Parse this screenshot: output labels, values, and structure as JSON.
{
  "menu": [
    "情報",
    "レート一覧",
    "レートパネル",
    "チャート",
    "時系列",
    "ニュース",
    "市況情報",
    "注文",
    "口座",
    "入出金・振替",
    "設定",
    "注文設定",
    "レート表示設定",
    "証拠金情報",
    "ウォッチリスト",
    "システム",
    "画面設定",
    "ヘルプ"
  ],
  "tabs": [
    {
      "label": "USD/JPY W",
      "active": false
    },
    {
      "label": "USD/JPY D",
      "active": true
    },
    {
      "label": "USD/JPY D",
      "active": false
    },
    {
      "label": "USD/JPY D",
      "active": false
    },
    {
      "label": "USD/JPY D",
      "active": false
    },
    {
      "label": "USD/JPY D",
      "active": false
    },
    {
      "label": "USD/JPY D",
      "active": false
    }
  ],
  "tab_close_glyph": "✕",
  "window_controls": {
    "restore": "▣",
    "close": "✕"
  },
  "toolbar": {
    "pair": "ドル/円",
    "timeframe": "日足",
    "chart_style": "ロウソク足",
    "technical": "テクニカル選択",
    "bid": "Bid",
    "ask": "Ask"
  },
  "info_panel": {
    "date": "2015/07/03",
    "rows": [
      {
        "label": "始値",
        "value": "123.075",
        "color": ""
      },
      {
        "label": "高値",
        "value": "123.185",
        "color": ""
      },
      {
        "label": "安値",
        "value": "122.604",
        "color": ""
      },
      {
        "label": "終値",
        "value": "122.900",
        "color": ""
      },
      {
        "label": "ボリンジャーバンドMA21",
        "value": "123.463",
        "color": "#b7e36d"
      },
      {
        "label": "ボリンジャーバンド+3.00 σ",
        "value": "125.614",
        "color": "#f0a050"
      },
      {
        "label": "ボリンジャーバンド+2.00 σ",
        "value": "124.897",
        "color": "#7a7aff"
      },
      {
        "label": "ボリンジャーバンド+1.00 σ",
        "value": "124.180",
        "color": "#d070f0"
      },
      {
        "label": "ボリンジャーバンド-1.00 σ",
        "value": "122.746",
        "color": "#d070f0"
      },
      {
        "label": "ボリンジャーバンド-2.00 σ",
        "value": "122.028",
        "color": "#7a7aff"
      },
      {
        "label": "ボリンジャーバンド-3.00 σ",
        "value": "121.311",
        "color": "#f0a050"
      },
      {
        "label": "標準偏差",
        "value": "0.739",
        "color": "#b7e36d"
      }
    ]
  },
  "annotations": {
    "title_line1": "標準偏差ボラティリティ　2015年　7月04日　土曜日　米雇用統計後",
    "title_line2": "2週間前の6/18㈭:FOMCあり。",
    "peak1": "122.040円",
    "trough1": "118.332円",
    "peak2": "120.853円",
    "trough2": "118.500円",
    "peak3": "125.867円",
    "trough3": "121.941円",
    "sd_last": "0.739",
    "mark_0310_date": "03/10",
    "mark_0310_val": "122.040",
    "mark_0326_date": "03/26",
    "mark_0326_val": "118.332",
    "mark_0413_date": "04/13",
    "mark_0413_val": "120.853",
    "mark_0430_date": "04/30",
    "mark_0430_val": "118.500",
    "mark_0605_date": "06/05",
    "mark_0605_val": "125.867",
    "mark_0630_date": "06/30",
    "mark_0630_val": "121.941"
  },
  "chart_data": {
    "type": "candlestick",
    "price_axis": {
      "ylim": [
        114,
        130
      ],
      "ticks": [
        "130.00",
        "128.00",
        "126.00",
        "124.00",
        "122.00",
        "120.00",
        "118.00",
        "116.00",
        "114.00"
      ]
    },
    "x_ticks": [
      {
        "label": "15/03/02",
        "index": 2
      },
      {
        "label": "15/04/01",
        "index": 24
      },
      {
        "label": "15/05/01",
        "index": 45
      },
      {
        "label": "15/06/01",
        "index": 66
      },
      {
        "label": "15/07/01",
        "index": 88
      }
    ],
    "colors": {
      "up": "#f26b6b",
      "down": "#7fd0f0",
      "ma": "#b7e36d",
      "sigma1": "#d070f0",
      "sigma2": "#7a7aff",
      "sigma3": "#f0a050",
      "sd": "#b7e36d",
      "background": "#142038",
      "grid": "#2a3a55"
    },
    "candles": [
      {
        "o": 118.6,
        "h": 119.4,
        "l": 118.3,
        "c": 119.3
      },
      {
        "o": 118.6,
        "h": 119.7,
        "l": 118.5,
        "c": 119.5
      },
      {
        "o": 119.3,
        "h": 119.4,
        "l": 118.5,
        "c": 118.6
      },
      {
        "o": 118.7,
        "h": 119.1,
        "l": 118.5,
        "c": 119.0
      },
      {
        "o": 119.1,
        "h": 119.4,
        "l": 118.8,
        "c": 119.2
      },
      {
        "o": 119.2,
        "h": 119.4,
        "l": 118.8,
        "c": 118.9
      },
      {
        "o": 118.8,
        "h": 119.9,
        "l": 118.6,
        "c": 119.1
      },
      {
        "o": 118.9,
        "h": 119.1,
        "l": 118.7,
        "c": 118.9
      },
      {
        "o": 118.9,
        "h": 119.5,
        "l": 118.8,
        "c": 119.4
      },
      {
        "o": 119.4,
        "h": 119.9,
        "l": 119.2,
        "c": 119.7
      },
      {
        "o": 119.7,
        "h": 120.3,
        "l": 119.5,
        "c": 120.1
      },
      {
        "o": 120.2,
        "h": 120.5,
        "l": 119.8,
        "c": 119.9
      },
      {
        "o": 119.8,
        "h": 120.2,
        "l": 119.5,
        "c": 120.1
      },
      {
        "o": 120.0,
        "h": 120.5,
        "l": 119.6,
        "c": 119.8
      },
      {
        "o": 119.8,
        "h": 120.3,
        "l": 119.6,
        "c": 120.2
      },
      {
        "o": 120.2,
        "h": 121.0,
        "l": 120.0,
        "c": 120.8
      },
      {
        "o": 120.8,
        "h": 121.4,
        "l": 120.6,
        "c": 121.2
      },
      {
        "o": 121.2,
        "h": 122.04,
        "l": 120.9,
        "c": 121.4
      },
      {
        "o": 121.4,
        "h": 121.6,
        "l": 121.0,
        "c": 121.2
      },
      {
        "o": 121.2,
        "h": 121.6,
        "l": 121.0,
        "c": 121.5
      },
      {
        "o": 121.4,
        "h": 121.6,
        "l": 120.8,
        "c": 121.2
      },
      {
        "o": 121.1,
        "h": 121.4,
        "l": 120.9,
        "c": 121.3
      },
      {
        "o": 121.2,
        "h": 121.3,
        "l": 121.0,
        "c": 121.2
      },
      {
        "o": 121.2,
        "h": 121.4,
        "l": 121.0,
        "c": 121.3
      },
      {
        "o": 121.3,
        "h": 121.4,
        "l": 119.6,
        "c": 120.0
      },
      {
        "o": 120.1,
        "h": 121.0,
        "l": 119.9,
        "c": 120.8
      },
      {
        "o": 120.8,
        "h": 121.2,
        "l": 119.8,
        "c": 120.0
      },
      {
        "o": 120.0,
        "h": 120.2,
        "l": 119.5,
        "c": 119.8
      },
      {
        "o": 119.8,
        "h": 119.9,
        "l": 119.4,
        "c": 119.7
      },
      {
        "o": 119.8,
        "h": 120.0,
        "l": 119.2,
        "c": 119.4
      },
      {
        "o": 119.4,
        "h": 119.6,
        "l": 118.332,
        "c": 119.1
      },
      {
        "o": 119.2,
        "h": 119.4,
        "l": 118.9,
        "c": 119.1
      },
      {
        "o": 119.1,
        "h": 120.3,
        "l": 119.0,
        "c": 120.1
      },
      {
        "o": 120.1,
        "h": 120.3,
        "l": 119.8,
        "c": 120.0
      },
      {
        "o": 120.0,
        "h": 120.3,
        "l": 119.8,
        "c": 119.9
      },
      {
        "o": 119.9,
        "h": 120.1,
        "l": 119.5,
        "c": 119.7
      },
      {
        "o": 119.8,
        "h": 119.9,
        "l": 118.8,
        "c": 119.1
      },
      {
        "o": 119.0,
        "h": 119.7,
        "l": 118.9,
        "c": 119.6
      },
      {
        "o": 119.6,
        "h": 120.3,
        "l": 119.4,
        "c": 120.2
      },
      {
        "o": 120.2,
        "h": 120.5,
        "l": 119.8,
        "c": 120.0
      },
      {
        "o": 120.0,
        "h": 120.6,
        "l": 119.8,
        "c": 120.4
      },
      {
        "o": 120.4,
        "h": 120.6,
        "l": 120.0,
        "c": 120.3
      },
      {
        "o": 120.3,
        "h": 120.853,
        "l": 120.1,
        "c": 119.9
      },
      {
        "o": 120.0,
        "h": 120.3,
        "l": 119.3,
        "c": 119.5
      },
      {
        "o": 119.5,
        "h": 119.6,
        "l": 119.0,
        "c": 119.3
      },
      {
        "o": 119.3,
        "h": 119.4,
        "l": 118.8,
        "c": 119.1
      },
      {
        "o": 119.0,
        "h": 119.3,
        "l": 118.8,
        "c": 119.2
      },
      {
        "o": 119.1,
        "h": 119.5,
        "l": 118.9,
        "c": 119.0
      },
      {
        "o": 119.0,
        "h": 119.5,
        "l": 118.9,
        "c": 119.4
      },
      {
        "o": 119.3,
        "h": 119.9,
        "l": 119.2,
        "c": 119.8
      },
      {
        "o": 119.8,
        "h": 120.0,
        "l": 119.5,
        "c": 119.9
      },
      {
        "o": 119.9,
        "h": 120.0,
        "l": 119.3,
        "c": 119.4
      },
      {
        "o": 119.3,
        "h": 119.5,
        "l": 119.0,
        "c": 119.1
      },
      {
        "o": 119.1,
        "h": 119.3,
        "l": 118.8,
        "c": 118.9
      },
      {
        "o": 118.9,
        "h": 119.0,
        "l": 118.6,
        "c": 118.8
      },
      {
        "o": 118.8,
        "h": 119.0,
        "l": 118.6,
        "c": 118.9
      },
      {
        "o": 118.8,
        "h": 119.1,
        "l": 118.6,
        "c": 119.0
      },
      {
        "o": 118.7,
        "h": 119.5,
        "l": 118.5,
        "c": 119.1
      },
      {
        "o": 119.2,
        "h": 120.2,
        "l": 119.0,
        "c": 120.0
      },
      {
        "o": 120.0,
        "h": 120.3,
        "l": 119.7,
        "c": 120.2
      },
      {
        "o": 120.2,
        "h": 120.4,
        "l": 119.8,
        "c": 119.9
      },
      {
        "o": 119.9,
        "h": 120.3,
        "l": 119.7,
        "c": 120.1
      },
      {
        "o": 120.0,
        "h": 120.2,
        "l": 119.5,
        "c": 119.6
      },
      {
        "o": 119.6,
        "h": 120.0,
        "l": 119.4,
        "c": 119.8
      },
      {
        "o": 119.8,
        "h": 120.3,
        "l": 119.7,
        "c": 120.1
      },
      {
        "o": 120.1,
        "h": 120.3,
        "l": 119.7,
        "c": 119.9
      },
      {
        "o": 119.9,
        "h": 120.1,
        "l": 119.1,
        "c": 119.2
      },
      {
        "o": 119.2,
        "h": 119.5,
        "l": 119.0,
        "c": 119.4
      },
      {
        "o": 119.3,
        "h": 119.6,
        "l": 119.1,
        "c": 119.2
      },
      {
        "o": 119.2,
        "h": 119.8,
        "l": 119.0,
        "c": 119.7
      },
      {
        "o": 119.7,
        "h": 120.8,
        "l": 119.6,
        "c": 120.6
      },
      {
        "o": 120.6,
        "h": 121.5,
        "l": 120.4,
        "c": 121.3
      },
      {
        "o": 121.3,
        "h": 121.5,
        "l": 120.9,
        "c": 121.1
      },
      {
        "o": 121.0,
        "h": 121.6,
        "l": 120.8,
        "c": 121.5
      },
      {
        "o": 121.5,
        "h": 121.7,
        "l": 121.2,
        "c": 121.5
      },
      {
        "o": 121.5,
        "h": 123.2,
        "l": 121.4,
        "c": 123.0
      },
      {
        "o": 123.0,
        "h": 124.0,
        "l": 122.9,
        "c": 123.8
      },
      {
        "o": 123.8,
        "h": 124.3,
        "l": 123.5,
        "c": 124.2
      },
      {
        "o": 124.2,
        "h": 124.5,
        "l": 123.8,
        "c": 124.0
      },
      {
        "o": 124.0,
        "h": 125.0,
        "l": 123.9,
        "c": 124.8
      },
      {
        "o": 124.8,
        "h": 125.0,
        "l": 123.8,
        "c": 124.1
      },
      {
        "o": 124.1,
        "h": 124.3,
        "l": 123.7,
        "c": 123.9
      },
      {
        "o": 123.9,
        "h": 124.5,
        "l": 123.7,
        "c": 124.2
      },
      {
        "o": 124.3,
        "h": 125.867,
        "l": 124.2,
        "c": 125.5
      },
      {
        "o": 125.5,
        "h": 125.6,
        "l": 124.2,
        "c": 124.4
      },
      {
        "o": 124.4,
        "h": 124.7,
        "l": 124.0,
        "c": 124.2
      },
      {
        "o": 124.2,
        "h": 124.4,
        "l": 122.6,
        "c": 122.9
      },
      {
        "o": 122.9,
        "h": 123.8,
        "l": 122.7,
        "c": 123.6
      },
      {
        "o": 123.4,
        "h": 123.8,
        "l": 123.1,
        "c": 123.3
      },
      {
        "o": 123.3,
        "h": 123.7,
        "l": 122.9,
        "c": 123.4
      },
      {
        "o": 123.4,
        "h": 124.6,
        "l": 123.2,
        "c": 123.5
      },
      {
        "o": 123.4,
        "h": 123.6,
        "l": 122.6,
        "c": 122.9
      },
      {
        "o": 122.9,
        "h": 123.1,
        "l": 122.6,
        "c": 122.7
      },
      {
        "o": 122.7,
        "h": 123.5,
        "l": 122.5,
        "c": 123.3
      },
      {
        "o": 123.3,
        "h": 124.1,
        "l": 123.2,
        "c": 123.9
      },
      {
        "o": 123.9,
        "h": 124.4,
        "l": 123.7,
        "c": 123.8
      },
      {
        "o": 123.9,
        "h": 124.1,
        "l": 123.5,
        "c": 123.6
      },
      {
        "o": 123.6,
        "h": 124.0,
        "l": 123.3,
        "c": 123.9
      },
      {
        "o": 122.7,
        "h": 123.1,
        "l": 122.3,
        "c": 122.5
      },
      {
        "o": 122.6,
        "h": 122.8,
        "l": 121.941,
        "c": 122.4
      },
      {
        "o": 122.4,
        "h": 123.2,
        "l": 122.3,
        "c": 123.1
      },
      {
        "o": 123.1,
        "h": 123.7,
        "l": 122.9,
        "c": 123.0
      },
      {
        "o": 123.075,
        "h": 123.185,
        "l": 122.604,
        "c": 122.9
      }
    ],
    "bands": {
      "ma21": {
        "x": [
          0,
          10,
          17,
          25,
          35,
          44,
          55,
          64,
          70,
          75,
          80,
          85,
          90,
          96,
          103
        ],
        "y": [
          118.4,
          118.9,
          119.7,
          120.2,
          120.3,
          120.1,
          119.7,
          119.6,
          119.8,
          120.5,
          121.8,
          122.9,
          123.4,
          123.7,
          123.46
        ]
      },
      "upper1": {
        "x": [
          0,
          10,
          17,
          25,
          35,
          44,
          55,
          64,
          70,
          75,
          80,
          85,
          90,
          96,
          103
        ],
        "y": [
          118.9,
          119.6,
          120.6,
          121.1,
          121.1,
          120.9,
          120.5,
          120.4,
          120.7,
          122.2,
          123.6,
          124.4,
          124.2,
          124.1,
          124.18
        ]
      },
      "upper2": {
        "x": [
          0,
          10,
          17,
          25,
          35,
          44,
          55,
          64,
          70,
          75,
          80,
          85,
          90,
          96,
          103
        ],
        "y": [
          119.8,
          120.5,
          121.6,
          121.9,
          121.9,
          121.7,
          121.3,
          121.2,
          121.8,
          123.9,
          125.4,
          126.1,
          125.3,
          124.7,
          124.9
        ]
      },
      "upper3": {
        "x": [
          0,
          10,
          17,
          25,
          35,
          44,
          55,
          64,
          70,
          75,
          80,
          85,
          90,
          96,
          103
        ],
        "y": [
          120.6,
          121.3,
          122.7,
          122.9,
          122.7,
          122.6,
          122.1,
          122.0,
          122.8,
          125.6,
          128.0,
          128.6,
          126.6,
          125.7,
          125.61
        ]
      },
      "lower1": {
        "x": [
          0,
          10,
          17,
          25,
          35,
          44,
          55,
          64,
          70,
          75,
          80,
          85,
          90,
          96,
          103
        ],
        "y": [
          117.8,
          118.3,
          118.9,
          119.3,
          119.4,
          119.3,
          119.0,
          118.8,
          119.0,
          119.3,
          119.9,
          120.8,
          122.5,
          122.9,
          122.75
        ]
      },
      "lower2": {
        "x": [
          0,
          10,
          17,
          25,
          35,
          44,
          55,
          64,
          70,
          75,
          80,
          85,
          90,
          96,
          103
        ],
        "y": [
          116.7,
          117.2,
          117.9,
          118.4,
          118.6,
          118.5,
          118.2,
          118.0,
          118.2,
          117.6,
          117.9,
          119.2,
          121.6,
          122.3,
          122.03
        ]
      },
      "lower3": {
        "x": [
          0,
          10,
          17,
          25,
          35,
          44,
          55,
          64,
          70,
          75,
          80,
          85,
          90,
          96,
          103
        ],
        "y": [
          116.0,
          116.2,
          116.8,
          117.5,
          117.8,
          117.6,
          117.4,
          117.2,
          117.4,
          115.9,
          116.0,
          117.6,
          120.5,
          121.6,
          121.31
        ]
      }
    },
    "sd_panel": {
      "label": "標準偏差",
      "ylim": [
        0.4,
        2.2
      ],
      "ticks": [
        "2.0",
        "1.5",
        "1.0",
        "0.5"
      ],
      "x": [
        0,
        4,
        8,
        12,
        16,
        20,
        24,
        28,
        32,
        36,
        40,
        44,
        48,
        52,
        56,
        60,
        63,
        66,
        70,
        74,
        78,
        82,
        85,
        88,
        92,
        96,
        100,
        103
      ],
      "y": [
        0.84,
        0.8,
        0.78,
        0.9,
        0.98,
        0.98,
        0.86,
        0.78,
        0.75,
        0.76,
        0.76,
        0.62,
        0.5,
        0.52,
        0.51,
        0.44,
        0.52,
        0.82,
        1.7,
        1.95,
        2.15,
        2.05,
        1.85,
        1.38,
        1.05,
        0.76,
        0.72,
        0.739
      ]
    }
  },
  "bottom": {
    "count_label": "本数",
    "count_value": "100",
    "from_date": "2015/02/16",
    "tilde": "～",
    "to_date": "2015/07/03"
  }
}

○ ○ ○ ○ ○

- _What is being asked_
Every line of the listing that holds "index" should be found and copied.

- _Answer section_
        "index": 2
        "index": 24
        "index": 45
        "index": 66
        "index": 88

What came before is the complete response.